• **TASK**
Check the records below for the word "this" and state how many lines contain it, replying with the number only.

• **Excerpts from an interface dataset**
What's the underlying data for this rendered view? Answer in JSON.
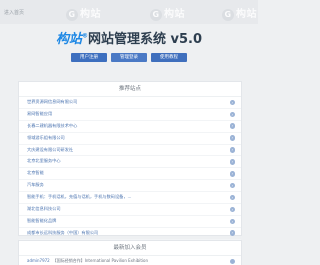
{
  "topbar": {
    "link_text": "进入首页"
  },
  "watermark": {
    "text": "构站"
  },
  "title": {
    "brand": "构站",
    "trademark": "®",
    "rest": "网站管理系统 v5.0"
  },
  "buttons": [
    {
      "label": "用户注册"
    },
    {
      "label": "管理登录"
    },
    {
      "label": "使用教程"
    }
  ],
  "recommended": {
    "header": "推荐站点",
    "items": [
      {
        "label": "世界资源网信息网有限公司"
      },
      {
        "label": "易网智能应用"
      },
      {
        "label": "长春二建机器有限技术中心"
      },
      {
        "label": "领域游乐组有限公司"
      },
      {
        "label": "大庆建设有限公司研发社"
      },
      {
        "label": "北京北里服务中心"
      },
      {
        "label": "北京智能"
      },
      {
        "label": "汽车服务"
      },
      {
        "label": "智能手机：手机话机，充值与话机，手机与数码设备，..."
      },
      {
        "label": "湖北信息科技公司"
      },
      {
        "label": "智能智能化品牌"
      },
      {
        "label": "成都市长远科技服务（中国）有限公司"
      },
      {
        "label": "a.cccs.com"
      }
    ]
  },
  "members": {
    "header": "最新加入会员",
    "rows": [
      {
        "name": "admin7972",
        "text": "【国际经销合作】International Pavilion Exhibition"
      }
    ]
  }
}
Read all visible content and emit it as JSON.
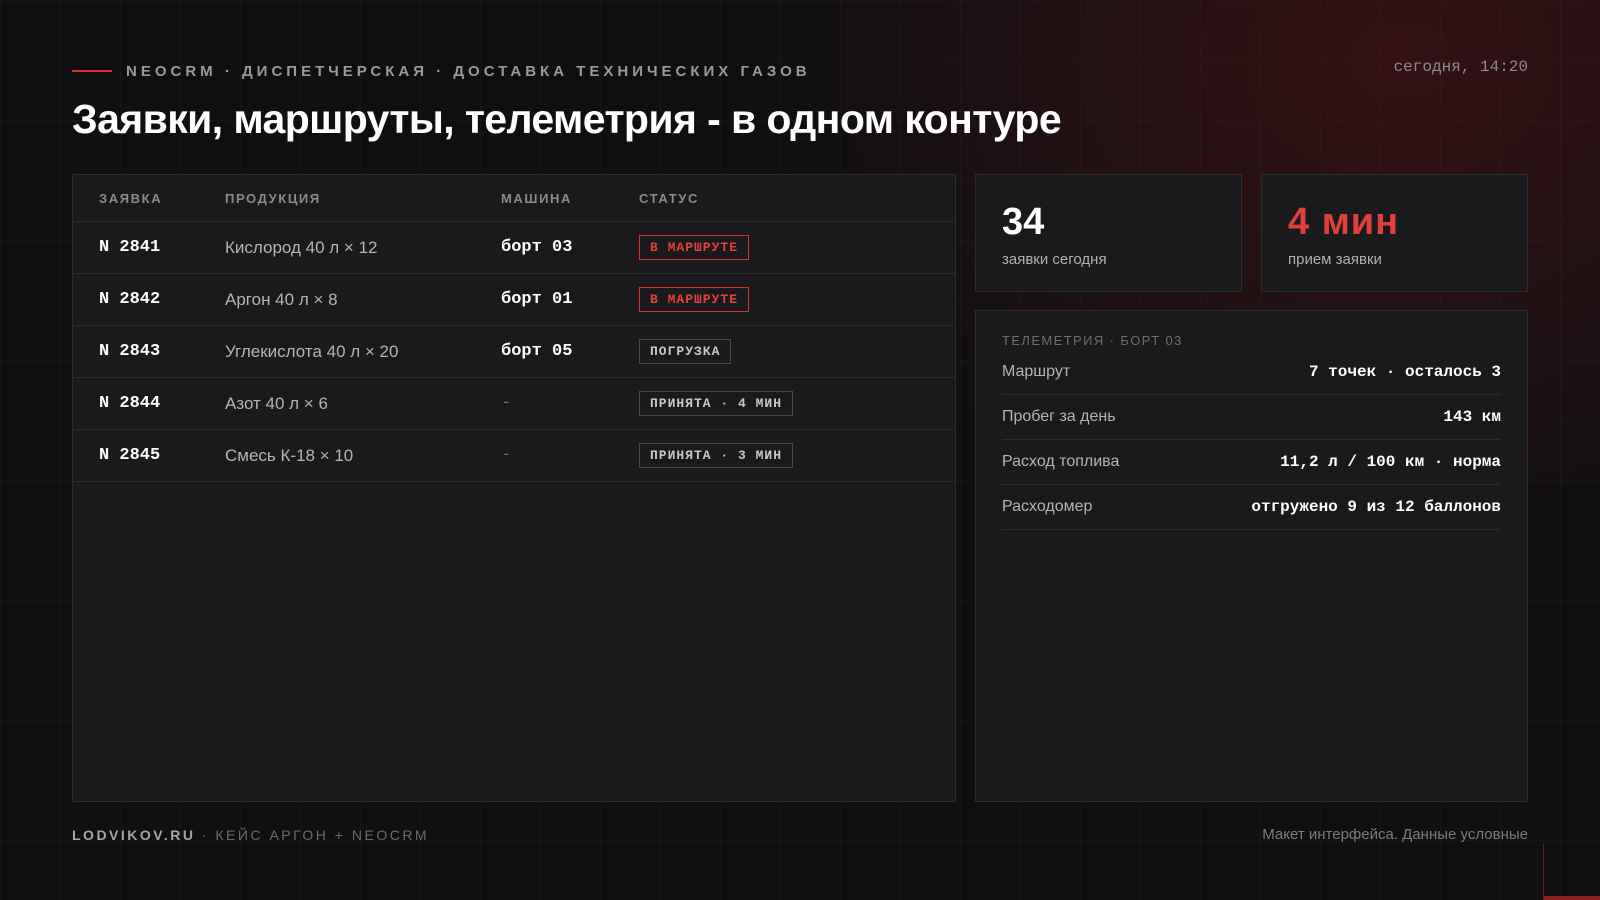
{
  "header": {
    "eyebrow": "NEOCRM · ДИСПЕТЧЕРСКАЯ · ДОСТАВКА ТЕХНИЧЕСКИХ ГАЗОВ",
    "clock": "сегодня, 14:20",
    "title": "Заявки, маршруты, телеметрия - в одном контуре"
  },
  "orders": {
    "columns": [
      "ЗАЯВКА",
      "ПРОДУКЦИЯ",
      "МАШИНА",
      "СТАТУС"
    ],
    "rows": [
      {
        "id": "N 2841",
        "product": "Кислород 40 л × 12",
        "vehicle": "борт 03",
        "status": "В МАРШРУТЕ"
      },
      {
        "id": "N 2842",
        "product": "Аргон 40 л × 8",
        "vehicle": "борт 01",
        "status": "В МАРШРУТЕ"
      },
      {
        "id": "N 2843",
        "product": "Углекислота 40 л × 20",
        "vehicle": "борт 05",
        "status": "ПОГРУЗКА"
      },
      {
        "id": "N 2844",
        "product": "Азот 40 л × 6",
        "vehicle": "-",
        "status": "ПРИНЯТА · 4 МИН"
      },
      {
        "id": "N 2845",
        "product": "Смесь К-18 × 10",
        "vehicle": "-",
        "status": "ПРИНЯТА · 3 МИН"
      }
    ]
  },
  "kpis": {
    "orders_today": {
      "value": "34",
      "label": "заявки сегодня"
    },
    "intake_time": {
      "value": "4 мин",
      "label": "прием заявки"
    }
  },
  "telemetry": {
    "title": "ТЕЛЕМЕТРИЯ · БОРТ 03",
    "rows": [
      {
        "label": "Маршрут",
        "value": "7 точек · осталось 3"
      },
      {
        "label": "Пробег за день",
        "value": "143 км"
      },
      {
        "label": "Расход топлива",
        "value": "11,2 л / 100 км · норма"
      },
      {
        "label": "Расходомер",
        "value": "отгружено 9 из 12 баллонов"
      }
    ]
  },
  "footer": {
    "brand": "LODVIKOV.RU",
    "subtitle": " · КЕЙС АРГОН + NEOCRM",
    "disclaimer": "Макет интерфейса. Данные условные"
  },
  "colors": {
    "accent": "#d7322f",
    "background": "#0f0f11",
    "panel": "#1a1a1c"
  }
}
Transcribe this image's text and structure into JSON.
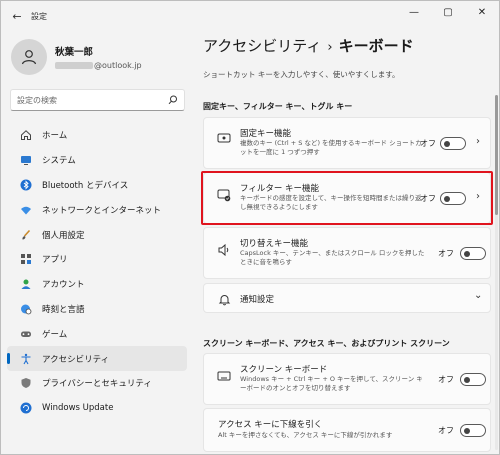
{
  "window": {
    "app_title": "設定",
    "back": "←",
    "minimize": "—",
    "maximize": "▢",
    "close": "✕"
  },
  "profile": {
    "name": "秋葉一郎",
    "email_domain": "@outlook.jp"
  },
  "search": {
    "placeholder": "設定の検索"
  },
  "nav": [
    {
      "label": "ホーム",
      "icon": "home-icon"
    },
    {
      "label": "システム",
      "icon": "monitor-icon"
    },
    {
      "label": "Bluetooth とデバイス",
      "icon": "bluetooth-icon"
    },
    {
      "label": "ネットワークとインターネット",
      "icon": "wifi-icon"
    },
    {
      "label": "個人用設定",
      "icon": "brush-icon"
    },
    {
      "label": "アプリ",
      "icon": "apps-icon"
    },
    {
      "label": "アカウント",
      "icon": "account-icon"
    },
    {
      "label": "時刻と言語",
      "icon": "globe-clock-icon"
    },
    {
      "label": "ゲーム",
      "icon": "gamepad-icon"
    },
    {
      "label": "アクセシビリティ",
      "icon": "accessibility-icon",
      "active": true
    },
    {
      "label": "プライバシーとセキュリティ",
      "icon": "shield-icon"
    },
    {
      "label": "Windows Update",
      "icon": "update-icon"
    }
  ],
  "main": {
    "breadcrumb_parent": "アクセシビリティ",
    "breadcrumb_sep": "›",
    "breadcrumb_current": "キーボード",
    "subtitle": "ショートカット キーを入力しやすく、使いやすくします。",
    "section1": "固定キー、フィルター キー、トグル キー",
    "section2": "スクリーン キーボード、アクセス キー、およびプリント スクリーン",
    "cards": [
      {
        "title": "固定キー機能",
        "desc": "複数のキー (Ctrl + S など) を使用するキーボード ショートカットを一度に 1 つずつ押す",
        "state": "オフ",
        "chevron": "›",
        "icon": "sticky-keys-icon"
      },
      {
        "title": "フィルター キー機能",
        "desc": "キーボードの感度を設定して、キー操作を短時間または繰り返し無視できるようにします",
        "state": "オフ",
        "chevron": "›",
        "icon": "filter-keys-icon"
      },
      {
        "title": "切り替えキー機能",
        "desc": "CapsLock キー、テンキー、またはスクロール ロックを押したときに音を鳴らす",
        "state": "オフ",
        "icon": "speaker-icon"
      },
      {
        "title": "通知設定",
        "chevron": "⌄",
        "icon": "bell-icon"
      },
      {
        "title": "スクリーン キーボード",
        "desc": "Windows キー + Ctrl キー + O キーを押して、スクリーン キーボードのオンとオフを切り替えます",
        "state": "オフ",
        "icon": "keyboard-icon"
      },
      {
        "title": "アクセス キーに下線を引く",
        "desc": "Alt キーを押さなくても、アクセス キーに下線が引かれます",
        "state": "オフ",
        "icon": "underline-icon"
      }
    ]
  }
}
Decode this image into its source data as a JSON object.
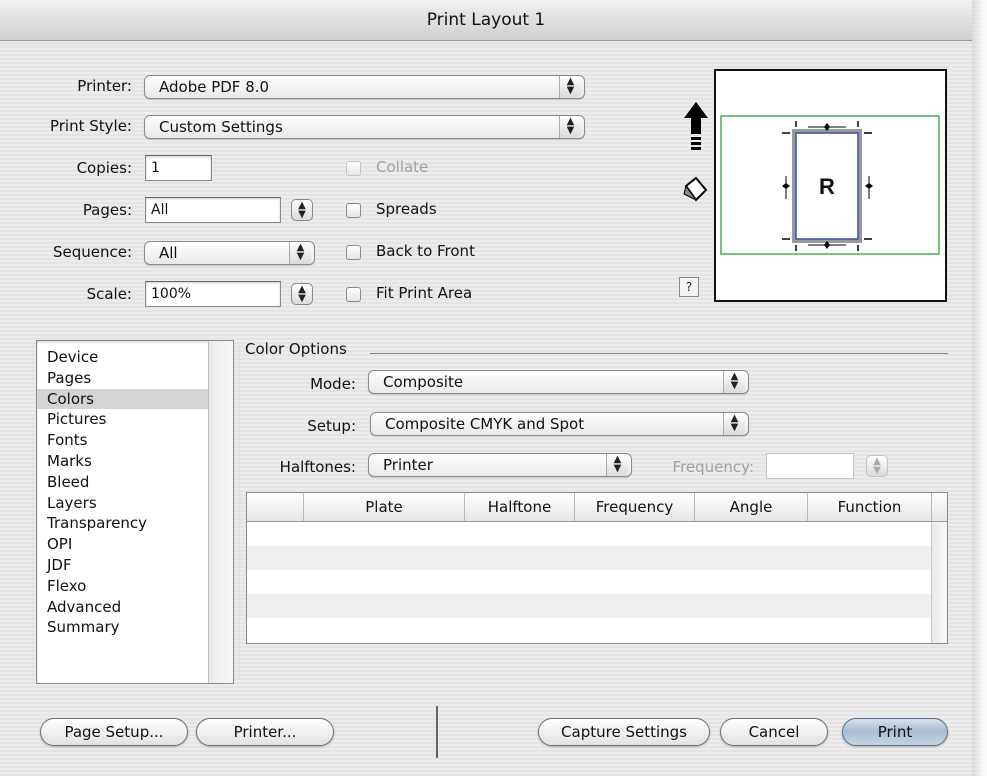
{
  "window": {
    "title": "Print Layout 1"
  },
  "form": {
    "printer_label": "Printer:",
    "printer_value": "Adobe PDF 8.0",
    "print_style_label": "Print Style:",
    "print_style_value": "Custom Settings",
    "copies_label": "Copies:",
    "copies_value": "1",
    "pages_label": "Pages:",
    "pages_value": "All",
    "sequence_label": "Sequence:",
    "sequence_value": "All",
    "scale_label": "Scale:",
    "scale_value": "100%"
  },
  "checkboxes": {
    "collate": "Collate",
    "spreads": "Spreads",
    "back_to_front": "Back to Front",
    "fit_print_area": "Fit Print Area"
  },
  "preview": {
    "page_letter": "R",
    "help_label": "?"
  },
  "sidebar": {
    "items": [
      "Device",
      "Pages",
      "Colors",
      "Pictures",
      "Fonts",
      "Marks",
      "Bleed",
      "Layers",
      "Transparency",
      "OPI",
      "JDF",
      "Flexo",
      "Advanced",
      "Summary"
    ],
    "selected": "Colors"
  },
  "color_options": {
    "group_title": "Color Options",
    "mode_label": "Mode:",
    "mode_value": "Composite",
    "setup_label": "Setup:",
    "setup_value": "Composite CMYK and Spot",
    "halftones_label": "Halftones:",
    "halftones_value": "Printer",
    "frequency_label": "Frequency:",
    "frequency_value": ""
  },
  "table": {
    "columns": [
      "Plate",
      "Halftone",
      "Frequency",
      "Angle",
      "Function"
    ],
    "rows": []
  },
  "buttons": {
    "page_setup": "Page Setup...",
    "printer": "Printer...",
    "capture_settings": "Capture Settings",
    "cancel": "Cancel",
    "print": "Print"
  },
  "colors": {
    "preview_printable_border": "#4caf50",
    "preview_page_border": "#3b4fa8",
    "default_button": "#a9bdd3"
  },
  "icons": {
    "orientation": "up-arrow-icon",
    "rotate": "rotate-page-icon"
  }
}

• **OUTPUT OF THE TASK**
3